No covering. Some plants are root-hardy enough that no protection may be necessary unless very unusual winter temperatures are experienced. Plants such as Juniperus horizontalis ‘Wiltoni’, J. horizontalis ‘Plumosa’, Picea glauca, P. omorika and Potentilla fruticosa have low root killing temperatures. These plants may only need to be consolidated and left uncovered. If the area is not protected from winter winds, then it may be advantageous to protect the perimeter with bales of hay or bags of leaves. If this system has not been a regular practice at your nursery, it is advisable to try this with a few plants of each species. The advantage of this system is valuable overwintering space is freed up, and your production area is increased.

Caring for overwintering plants

Covering the plants for winter. Plants should be completely dormant or hardened off before covering for the winter. Plants begin the dormancy process by responding to the increasing length of darkness. The second stage of acclimation is caused by exposure to cold temperatures, such as autumn frosts. Plants should not be covered before they have acclimated to cold temperatures. In zones 5 and 6, this is some time in November, and most nurseries have completely covered their houses by Thanksgiving. Cover plants that are prone to stem splitting from early frosts, such as evergreen azaleas, by late October or early November as long as there is ample ventilation during sunny days.
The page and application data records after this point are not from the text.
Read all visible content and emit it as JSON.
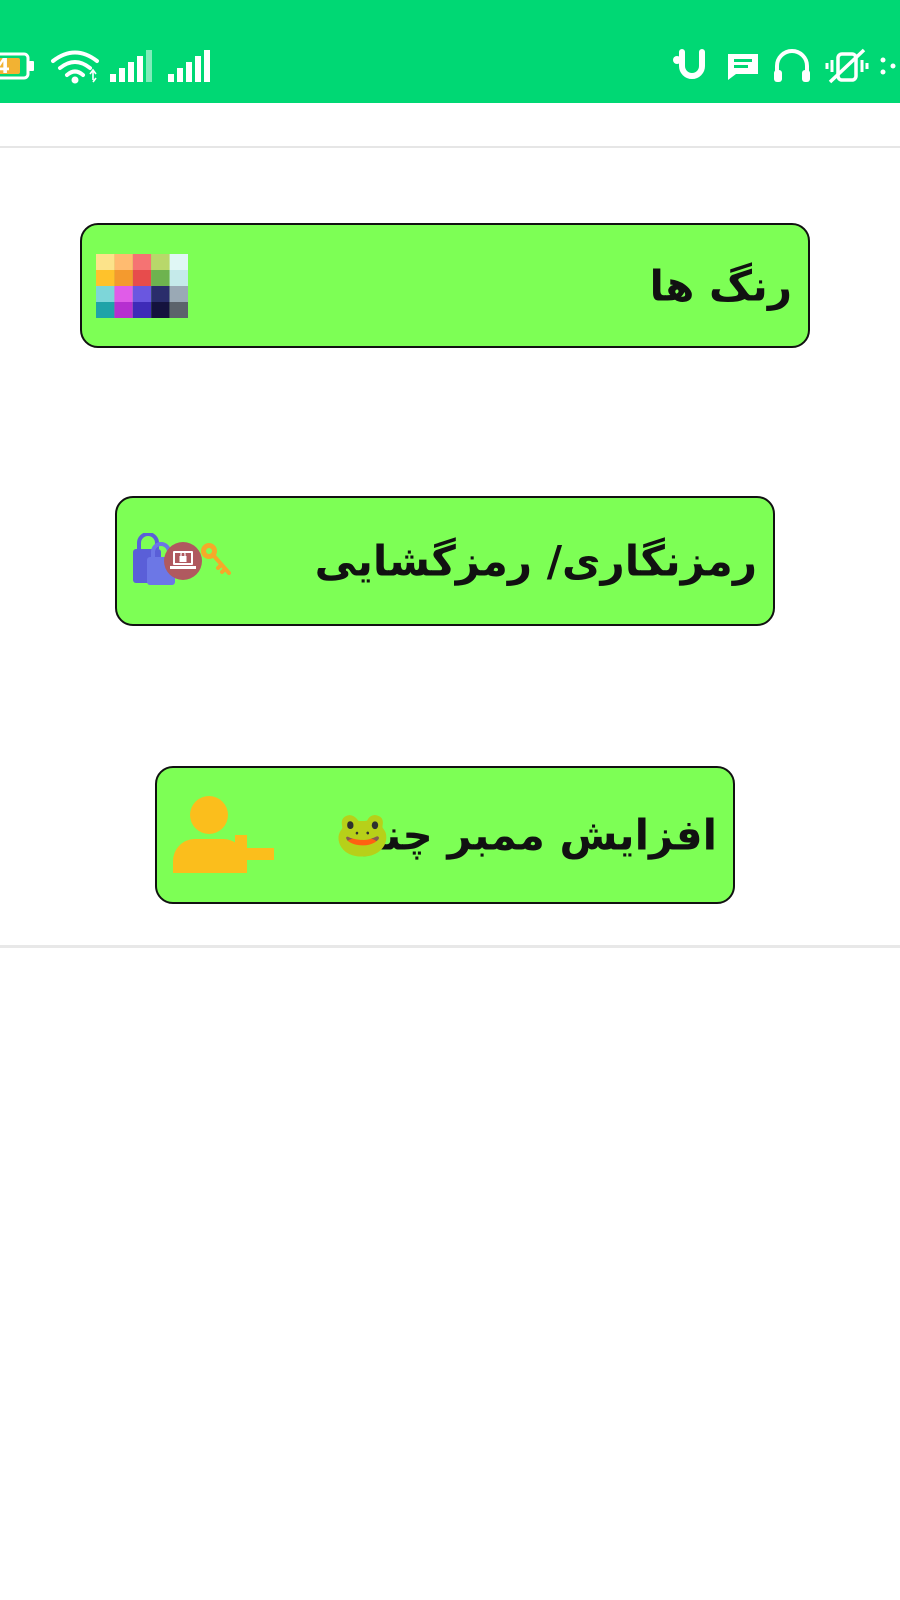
{
  "status_bar": {
    "battery_level": "4",
    "background": "#00d874",
    "left_icons": [
      "battery-icon",
      "wifi-icon",
      "signal-icon",
      "signal-icon"
    ],
    "right_icons": [
      "app-u-icon",
      "message-icon",
      "headphones-icon",
      "vibrate-off-icon",
      "more-dots-icon"
    ]
  },
  "menu": {
    "colors_label": "رنگ ها",
    "encrypt_label": "رمزنگاری/ رمزگشایی",
    "members_label": "افزایش ممبر چنل",
    "members_emoji": "🐸",
    "button_color": "#7dff55",
    "icons": [
      "color-palette-icon",
      "lock-key-icon",
      "add-user-icon"
    ]
  }
}
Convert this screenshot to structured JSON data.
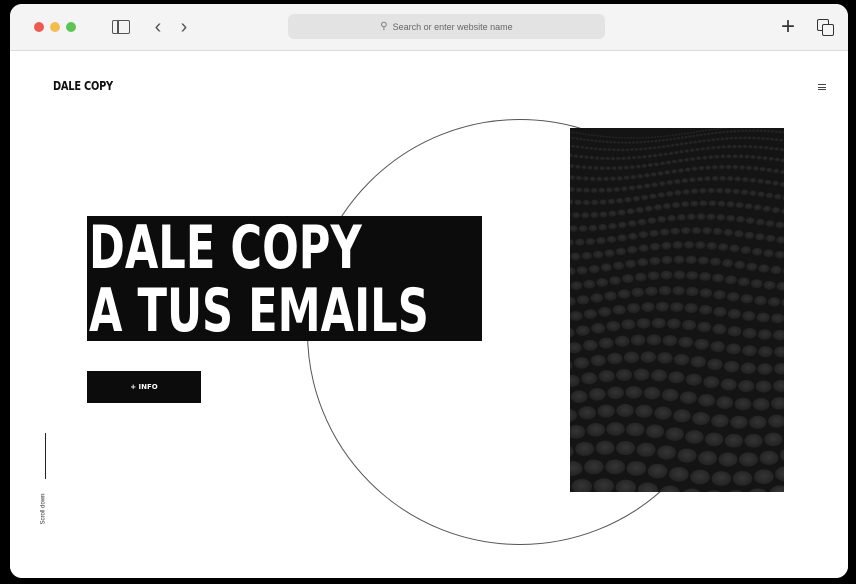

Watering. Before covering, consolidate plants as close as possible and water well. Moist media freezes slower and releases heat compared to dry media, offering protection to the roots. The moisture level of the media should be checked during the winter and irrigated if necessary. This will also increase the relative humidity, which helps guard against desiccation. Structureless systems will not need watering if sealed properly.

Uncovering. After the plant’s chilling requirement has been satisfied, plants can respond to warm temperatures. In late winter as the temperature increases, plants can deacclimate to cold temperatures. If the temperature decreases slowly, plants can reacclimate to colder temperatures, but fast drops in temperature can cause cold injury to plant tissue. Although white polyethylene-covered houses warm up less, vent the house by opening the end doors if the inside temperature approaches 45 to 50°F. Plants should not be uncovered until after the danger of subfreezing temperatures. In early spring, some growers cut holes in the poly to ensure adequate ventilation while still providing adequate protection from frosts.

Although difficult, it is important to check that growth of plants under structureless systems hasn’t started. Depending on the materials used to protect plants, they can have a high insulating value that is effective at retaining heat. Etiolated growth can occur and be very susceptible to cold injury. By uncovering, the plants will remain dormant. This can be a nuisance where mild temperatures occur periodically during the winter.

In summary, proper overwintering of container grown ornamentals is essential to maintain high plant quality. Several overwintering systems have been developed. The choice depends on capital as well as the amount of protection required by the plants. Economically, it doesn’t make sense to over-provide winter protection.

To overwinter plants, group the plants together, water thoroughly, and cover the plants after they have acclimated to the cold but before danger of subfreezing temperatures. Adequate moisture should be maintained and irrigation may be necessary during the winter when using some overwintering systems. Uncover the plants when temperatures begin to increase in early spring but after danger of subfreezing temperatures.

The UMass Extension Greenhouse Crops and Floriculture Program is part of the University of Massachusetts Agriculture and Landscape Program, headquartered in Amherst. More information can be obtained at http://extension.umass.edu/floriculture/.